Albany's Whale World
 Albany has had a long history with whaling.
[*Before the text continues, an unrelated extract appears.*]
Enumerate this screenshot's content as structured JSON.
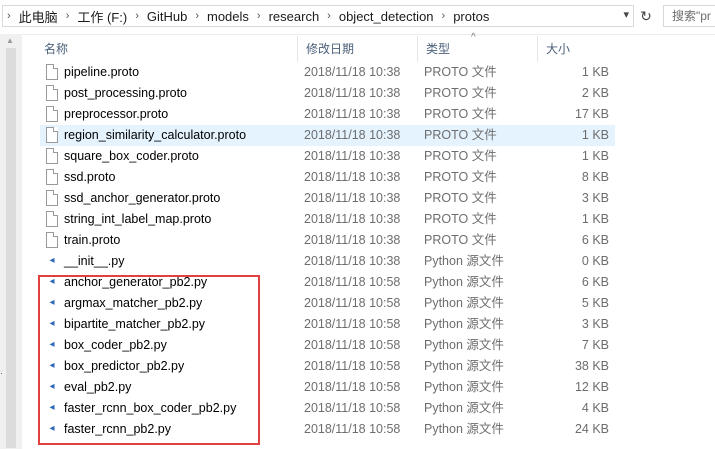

Starting back in the early 19th century whalers hunted southern right whales, humpback whales, and sperm whales (picture on rightside) to near extinction.  Whales were processed into an abundance of products - lamp oil, transmission fluid, ambergrise in perfumes, fertilizers, meat for animal and human consumption, baleen products, cosmetics, aircraft engine oil, ivory and bone products.  The last company ceased operations in 1979 and now the facility is an outdoor museum.  The old oil storage tanks are now turned into 4 theatres with 4 distinct visual presentations - 3D whale movie, sharks film on a thin screen with artifacts behind, a whaling story watched on the floor, and a unusual spectravision with stationary pieces and 3D talking hologram narrators.  Well worth the visit which included a hour long tour guide walk and talk.
A Canadian connection - explorer Captain George Vancouver set ancor in Albany bay in 1791. 
In the background the whaling ship - Cheynes IV.

Below are some photos from around the whaling station from top right moving clockwise:
1. A baby Blue Whale skeleton.
2.  The water front dock where whale carcasses where pull from the sea and onto the flensing deck.  A little rock spit a few hundred metres off shore that was used to tie the whales to until the previous whale was processed was a shark haven.  Shark hunters would sometimes see up to 200 sharks feasting on the bloody carcasses floating. 
3.  Heavy machines and derricks used to lift whale and cut them up (flensing).
4. A stinking, bloody place during flensing and boiling down of blubber into whale oil.

1 comment:

  1. Since nobody has said it yet (and with good reason) - it looks like you had a whale of a time in Albany.

    Glad you enjoyed "Down South" - looks like typical Albany weather - cold and windy.
    Whatever the weather it is still a great place to visit.